John Thurloe : biography
John ThurloeIn his diary, Samuel Pepys spells Thurloe name as Thurlow. (June 1616 – 21 February 1668) was a secretary to the council of state in Protectorate England and spymaster for Oliver Cromwell.
Thurloe was born in Essex in 1616 and was baptised on June 12. His father was Thomas Thurloe, rector of Abbess Roding. He was trained as a lawyer in Lincoln's Inn. He was first in the service of Oliver St John, and, in January 1645, became a secretary to the parliamentary commissioners at the Treaty of Uxbridge. In 1647 Thurloe was admitted to Lincoln's Inn as a member. He remained on the sidelines during the English Civil War but after the accession of Oliver Cromwell, became part of his government. In 1652 he was named a secretary for state.
In 1653 he became head of intelligence and developed a widespread network of spies in England and on the continent. These included the Dutch diplomat and historian Lieuwe van Aitzema, the mathematician John Wallis, who established a code-breaking department, and diplomat and mathematician Samuel Morland, who served as Thurloe's assistant. Thurloe's service broke the Sealed Knot, a secret society of Royalists and uncovered various other plots against the Protectorate. In 1654 he was elected to Parliament as the member for Ely. He supported the idea that Cromwell should adopt a royal title.

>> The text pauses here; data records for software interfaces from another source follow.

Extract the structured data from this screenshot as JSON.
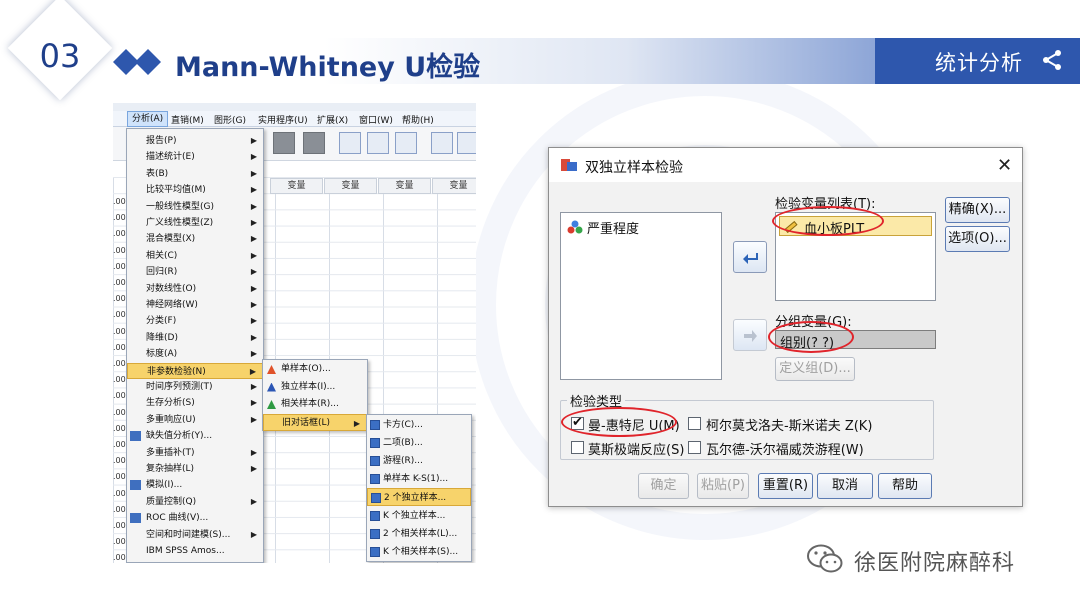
{
  "header": {
    "section_number": "03",
    "title": "Mann-Whitney U检验",
    "tab_label": "统计分析"
  },
  "spss": {
    "menubar": [
      "分析(A)",
      "直销(M)",
      "图形(G)",
      "实用程序(U)",
      "扩展(X)",
      "窗口(W)",
      "帮助(H)"
    ],
    "column_headers": [
      "变量",
      "变量",
      "变量",
      "变量"
    ],
    "row_prefix": ".00",
    "analyze_menu": [
      {
        "label": "报告(P)",
        "submenu": true
      },
      {
        "label": "描述统计(E)",
        "submenu": true
      },
      {
        "label": "表(B)",
        "submenu": true
      },
      {
        "label": "比较平均值(M)",
        "submenu": true
      },
      {
        "label": "一般线性模型(G)",
        "submenu": true
      },
      {
        "label": "广义线性模型(Z)",
        "submenu": true
      },
      {
        "label": "混合模型(X)",
        "submenu": true
      },
      {
        "label": "相关(C)",
        "submenu": true
      },
      {
        "label": "回归(R)",
        "submenu": true
      },
      {
        "label": "对数线性(O)",
        "submenu": true
      },
      {
        "label": "神经网络(W)",
        "submenu": true
      },
      {
        "label": "分类(F)",
        "submenu": true
      },
      {
        "label": "降维(D)",
        "submenu": true
      },
      {
        "label": "标度(A)",
        "submenu": true
      },
      {
        "label": "非参数检验(N)",
        "submenu": true,
        "highlighted": true
      },
      {
        "label": "时间序列预测(T)",
        "submenu": true
      },
      {
        "label": "生存分析(S)",
        "submenu": true
      },
      {
        "label": "多重响应(U)",
        "submenu": true
      },
      {
        "label": "缺失值分析(Y)...",
        "submenu": false,
        "icon": true
      },
      {
        "label": "多重插补(T)",
        "submenu": true
      },
      {
        "label": "复杂抽样(L)",
        "submenu": true
      },
      {
        "label": "模拟(I)...",
        "submenu": false,
        "icon": true
      },
      {
        "label": "质量控制(Q)",
        "submenu": true
      },
      {
        "label": "ROC 曲线(V)...",
        "submenu": false,
        "icon": true
      },
      {
        "label": "空间和时间建模(S)...",
        "submenu": true
      },
      {
        "label": "IBM SPSS Amos...",
        "submenu": false
      }
    ],
    "nonparam_menu": [
      {
        "label": "单样本(O)...",
        "color": "#e0522a"
      },
      {
        "label": "独立样本(I)...",
        "color": "#2b56b5"
      },
      {
        "label": "相关样本(R)...",
        "color": "#2e9a43"
      },
      {
        "label": "旧对话框(L)",
        "submenu": true,
        "highlighted": true
      }
    ],
    "legacy_menu": [
      {
        "label": "卡方(C)..."
      },
      {
        "label": "二项(B)..."
      },
      {
        "label": "游程(R)..."
      },
      {
        "label": "单样本 K-S(1)..."
      },
      {
        "label": "2 个独立样本...",
        "highlighted": true
      },
      {
        "label": "K 个独立样本..."
      },
      {
        "label": "2 个相关样本(L)..."
      },
      {
        "label": "K 个相关样本(S)..."
      }
    ]
  },
  "dialog": {
    "title": "双独立样本检验",
    "close": "✕",
    "source_list": [
      "严重程度"
    ],
    "test_var_label": "检验变量列表(T):",
    "test_vars": [
      "血小板PLT"
    ],
    "group_var_label": "分组变量(G):",
    "group_var_value": "组别(? ?)",
    "define_groups": "定义组(D)...",
    "exact_button": "精确(X)...",
    "options_button": "选项(O)...",
    "test_type_label": "检验类型",
    "tests": [
      {
        "label": "曼-惠特尼 U(M)",
        "checked": true
      },
      {
        "label": "柯尔莫戈洛夫-斯米诺夫 Z(K)",
        "checked": false
      },
      {
        "label": "莫斯极端反应(S)",
        "checked": false
      },
      {
        "label": "瓦尔德-沃尔福威茨游程(W)",
        "checked": false
      }
    ],
    "buttons": {
      "ok": "确定",
      "paste": "粘贴(P)",
      "reset": "重置(R)",
      "cancel": "取消",
      "help": "帮助"
    }
  },
  "footer": {
    "account": "徐医附院麻醉科"
  },
  "colors": {
    "brand_blue": "#2e57ad",
    "title_blue": "#1f3f8a",
    "highlight": "#e0242b",
    "menu_highlight": "#f7d36b"
  }
}
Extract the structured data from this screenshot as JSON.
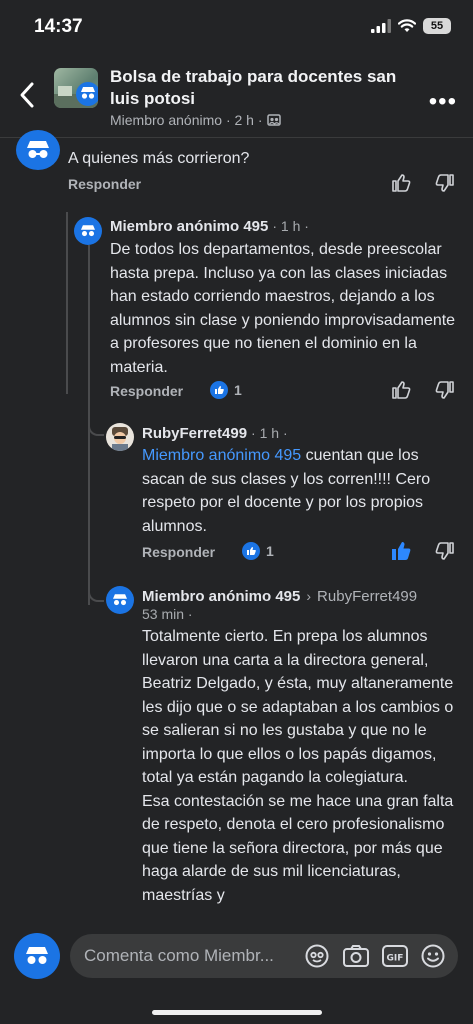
{
  "status_bar": {
    "time": "14:37",
    "battery": "55"
  },
  "header": {
    "group_title": "Bolsa de trabajo para docentes san luis potosi",
    "meta": "Miembro anónimo · 2 h ·"
  },
  "comments": {
    "top": {
      "text": "A quienes más corrieron?",
      "reply": "Responder"
    },
    "c1": {
      "author": "Miembro anónimo 495",
      "time": "· 1 h ·",
      "text": "De todos los departamentos, desde preescolar hasta prepa. Incluso ya con las clases iniciadas han estado corriendo maestros, dejando a los alumnos sin clase y poniendo improvisadamente a profesores que no tienen el dominio en la materia.",
      "reply": "Responder",
      "reactions": "1"
    },
    "c2": {
      "author": "RubyFerret499",
      "time": "· 1 h ·",
      "mention": "Miembro anónimo 495",
      "text": " cuentan que los sacan de sus clases y los  corren!!!! Cero respeto por el docente y por los propios alumnos.",
      "reply": "Responder",
      "reactions": "1"
    },
    "c3": {
      "author": "Miembro anónimo 495",
      "reply_to": "RubyFerret499",
      "time": "53 min ·",
      "text": "Totalmente cierto. En prepa los alumnos llevaron una carta a la directora general, Beatriz Delgado, y ésta, muy altaneramente les dijo que o se adaptaban a los cambios o se salieran si no les gustaba y que no le importa lo que ellos o los papás digamos, total ya están pagando la colegiatura.\nEsa contestación se me hace una gran falta de respeto, denota el cero profesionalismo que tiene la señora directora, por más que haga alarde de sus mil licenciaturas, maestrías y"
    }
  },
  "composer": {
    "placeholder": "Comenta como Miembr..."
  },
  "colors": {
    "accent": "#1b74e4",
    "link": "#4599ff",
    "background": "#232426"
  }
}
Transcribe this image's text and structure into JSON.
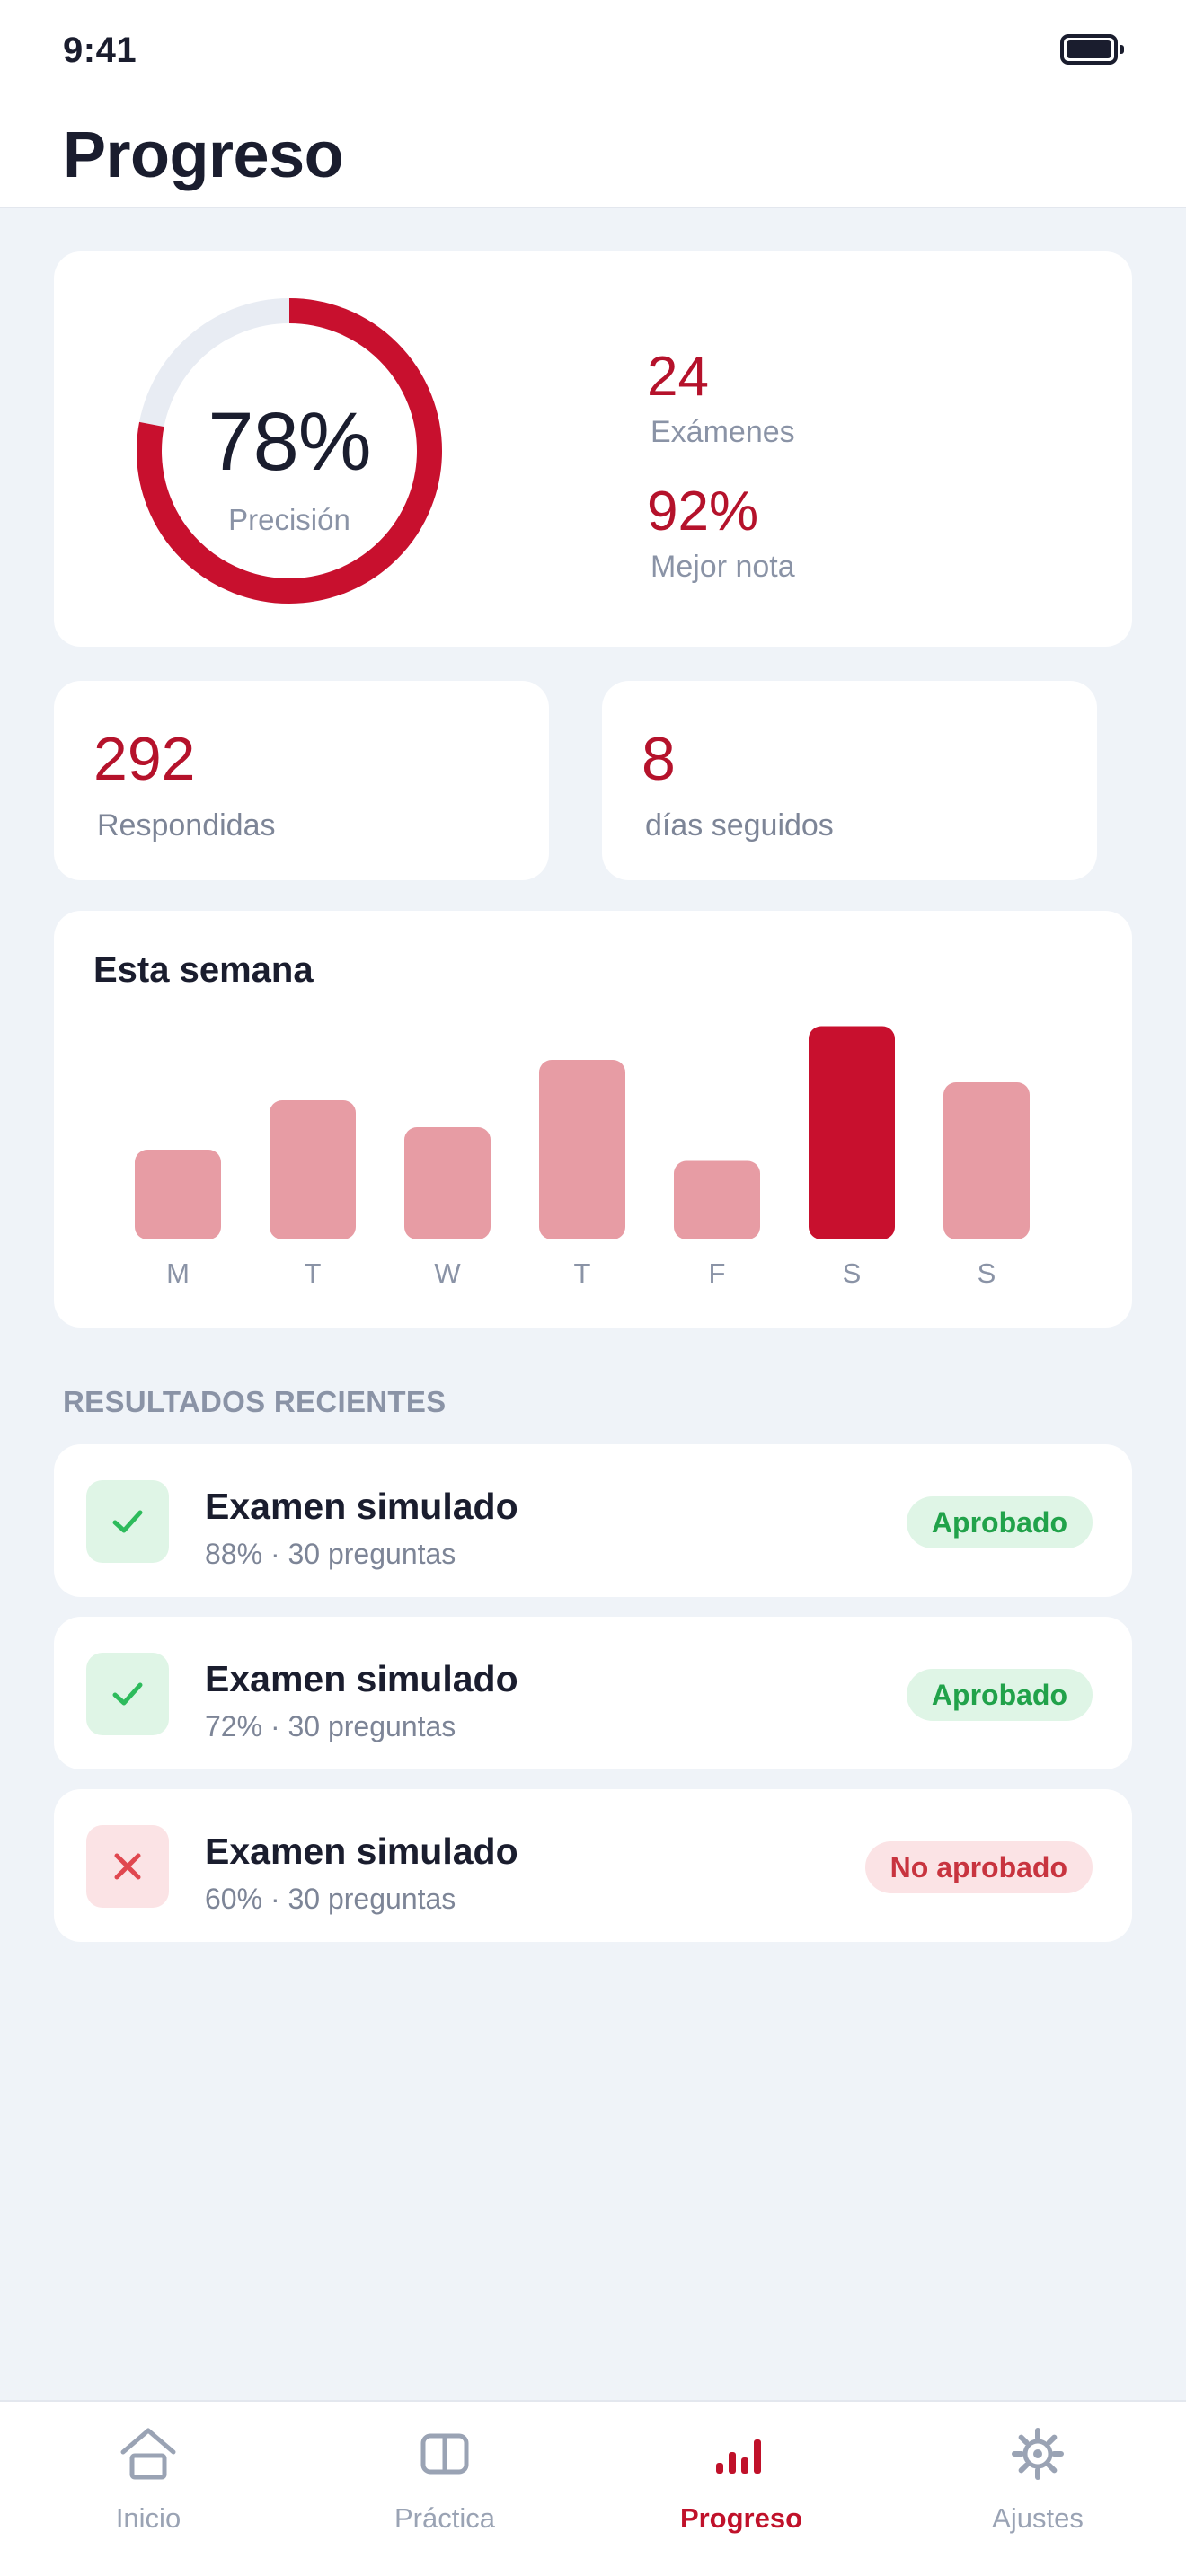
{
  "status_bar": {
    "time": "9:41"
  },
  "header": {
    "title": "Progreso"
  },
  "summary": {
    "accuracy": {
      "value": "78%",
      "label": "Precisión",
      "fraction": 0.78
    },
    "exams": {
      "value": "24",
      "label": "Exámenes"
    },
    "best": {
      "value": "92%",
      "label": "Mejor nota"
    }
  },
  "stats": [
    {
      "value": "292",
      "label": "Respondidas"
    },
    {
      "value": "8",
      "label": "días seguidos"
    }
  ],
  "week": {
    "title": "Esta semana",
    "chart_data": {
      "type": "bar",
      "categories": [
        "M",
        "T",
        "W",
        "T",
        "F",
        "S",
        "S"
      ],
      "values": [
        40,
        62,
        50,
        80,
        35,
        95,
        70
      ],
      "highlight_index": 5,
      "ylim": [
        0,
        100
      ],
      "colors": {
        "bar": "#e79ca4",
        "highlight": "#c8102e",
        "label": "#8a93a6"
      }
    }
  },
  "recent": {
    "title": "RESULTADOS RECIENTES",
    "items": [
      {
        "title": "Examen simulado",
        "subtitle": "88% · 30 preguntas",
        "status": "Aprobado",
        "passed": true,
        "icon": "check-icon"
      },
      {
        "title": "Examen simulado",
        "subtitle": "72% · 30 preguntas",
        "status": "Aprobado",
        "passed": true,
        "icon": "check-icon"
      },
      {
        "title": "Examen simulado",
        "subtitle": "60% · 30 preguntas",
        "status": "No aprobado",
        "passed": false,
        "icon": "x-icon"
      }
    ]
  },
  "tabs": [
    {
      "label": "Inicio",
      "icon": "home-icon"
    },
    {
      "label": "Práctica",
      "icon": "book-icon"
    },
    {
      "label": "Progreso",
      "icon": "chart-icon",
      "active": true
    },
    {
      "label": "Ajustes",
      "icon": "gear-icon"
    }
  ],
  "colors": {
    "accent": "#c8102e",
    "pass": "#21a24a",
    "fail": "#c8343f"
  }
}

In 1655 Thurloe became Postmaster General, a post he held until he was accused of treason and arrested in May 1660. His spies were able to intercept mail, and he exposed Edward Sexby's 1657 plot to assassinate Cromwell and captured would-be assassin Miles Sindercombe and his group. (Ironically, Thurloe's own department was also infiltrated: in 1659 Morland became a Royalist agent and alleged that Thurloe, Richard Cromwell and Sir Richard Willis - a Sealed Knot member turned Cromwell agent - were plotting to kill the future King Charles II.)
In 1657 Thurloe became a member of Cromwell's second council, as well as governor of the London Charterhouse school, and in 1658 he became chancellor of the University of Glasgow. After the death of Oliver Cromwell in 1658, he supported his son Richard Cromwell as Lord Protector and, in 1659, represented Cambridge University in the Third Protectorate Parliament. Later that year various parties accused him of arbitrary decisions as head of intelligence, and he was deprived of his offices. Reinstated as a secretary of state on February 27, 1660, he resisted the return of Charles II.
After the Restoration, Thurloe was arrested for high treason on May 15, 1660, but was not tried. He was released on June 29 on the condition that he would assist the new government upon request. He retired from public life but served as a behind-the-scenes authority on foreign affairs and wrote informative papers for Edward Hyde, 1st Earl of Clarendon, but he did not become part of any new government.
John Thurloe died on February 21, 1668 in his chambers in Lincoln's Inn and was buried in the chapel. His correspondence is kept in the Bodleian Library, Oxford and in the British Museum. Thomas Birch published part of it in 1742.
- He is a recurring character in the Thomas Chaloner series of mystery novels by Susanna Gregory, which show him in a favourable light.
- He is one of the key characters in Robert Wilton's historical novel Traitor's Field, published on May 1, 2013 (UK) by Corvus, an imprint of Atlantic Books.
In countries which are located near sea coasts, sea food is an important part of national cuisine